The Home Affairs Select Committee has today released its report on the “Unauthorised tapping into or hacking of mobile telephone communications“.  The Report is seriously critical of News International, the police and various other bodies and makes a number of recommendations as to future investigations and the powers of the Information Commissioner.

The Committee “deplored” the response of News International to the original investigation but also the reaction of the police to this response

“It is almost impossible to escape the conclusion voiced by Mr Clarke that
they were deliberately trying to thwart a criminal investigation. We are astounded at the length of time it has taken for News International to cooperate with the police but we are appalled that this is advanced as a reason for failing to mount a robust investigation. The failure of lawbreakers to cooperate with the police is a common state of affairs.
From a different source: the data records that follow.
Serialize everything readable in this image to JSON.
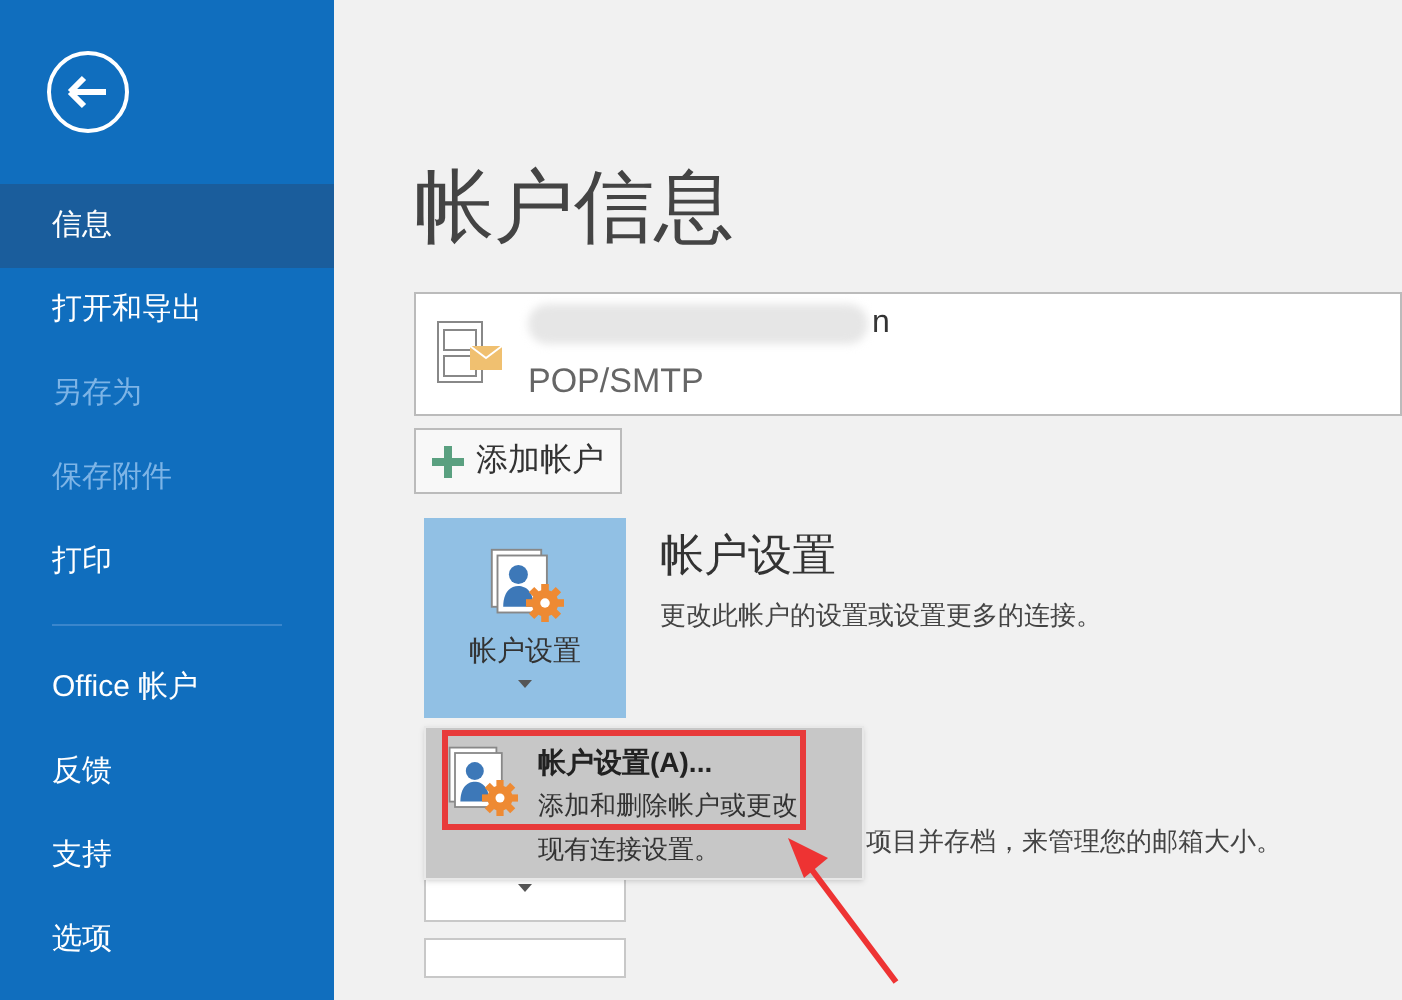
{
  "sidebar": {
    "groups": [
      [
        {
          "label": "信息",
          "selected": true,
          "disabled": false
        },
        {
          "label": "打开和导出",
          "selected": false,
          "disabled": false
        },
        {
          "label": "另存为",
          "selected": false,
          "disabled": true
        },
        {
          "label": "保存附件",
          "selected": false,
          "disabled": true
        },
        {
          "label": "打印",
          "selected": false,
          "disabled": false
        }
      ],
      [
        {
          "label": "Office 帐户",
          "selected": false,
          "disabled": false
        },
        {
          "label": "反馈",
          "selected": false,
          "disabled": false
        },
        {
          "label": "支持",
          "selected": false,
          "disabled": false
        },
        {
          "label": "选项",
          "selected": false,
          "disabled": false
        }
      ]
    ]
  },
  "title": "帐户信息",
  "account": {
    "name": "n",
    "type": "POP/SMTP"
  },
  "add_account_button": "添加帐户",
  "account_settings": {
    "button": "帐户设置",
    "title": "帐户设置",
    "description": "更改此帐户的设置或设置更多的连接。"
  },
  "cleanup": {
    "description": "项目并存档，来管理您的邮箱大小。"
  },
  "menu": {
    "items": [
      {
        "title": "帐户设置(A)...",
        "description": "添加和删除帐户或更改现有连接设置。",
        "highlighted": true
      }
    ]
  }
}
Indeed, it might be argued that a failure to cooperate might offer good reason to intensify the investigations rather than being a reason for abandoning them”
(Conclusion, para 6, and para 52).

The Committee saw “no real will” on the part of the police to tackle and overcome the obstacles.

The Committee noted that the police strategy for informing victims “broke down completely and very early in the process” (Conclusion, para 25 and para 117).  It found the failures of care of the mobile phone companies “astonishing” (Conlcusion, para 27 and para 118).

In relation to the 2009 “review”, it agreed with John Yates’s own assessment that this was “very poor”, that he did not ask the right questions and that he was guilty of a “serious misjudgement” (para 81).

A  number of serious concerns were expressed about the evidence of police officers.  In relation to Mr Andy Hayman and his contacts with News International it was said

We do not expressly accuse Mr Hayman of lying to us in his evidence, but it is difficult to escape the suspicion that he deliberately  prevaricated in order to mislead us. This is very serious. (Conclusion, para 11 and Report para 67).

As to the engagement of Neil Wallis to give PR advice to the police the Committee concluded

We are appalled at what we have learnt about the letting of the media support
contract to Mr Wallis. We are particularly shocked by the approach taken by Mr
Fedorcio: he said he could not remember who had suggested seeking a quote from Mr Wallis; he appears to have carried out no due diligence in any generally recognised sense of that term; he failed to answer when asked whether he knew that AC Yates was a friend of Mr Wallis; he entirely inappropriately asked Mr Yates to sound out Mr Wallis although he knew that Mr Yates had recently looked at the hacking investigation of 2005-06; and he attempted to deflect all blame on to Mr Yates when he himself was responsible for letting the contract. (Conclusion, para 17 and para 86)

 The Committee made some general recommendations for the future.  In particular, that more resources be devoted to the police investigation and the grant of additional powers to the Information Commissioner to deal with breaches of data protection, including phone hacking and blagging.

In commenting on the report, the Committee Chair Right Hon Keith Vaz MP said:

“There has been a catalogue of failures by the Metropolitan Police, and deliberate attempts by News International to thwart the various investigations. Police and prosecutors have been arguing over the interpretation of the law.

The new inquiry requires additional resources and if these are not forthcoming, it will take years to inform all the potential victims. The victims of hacking should have come first and I am shocked that this has not happened.”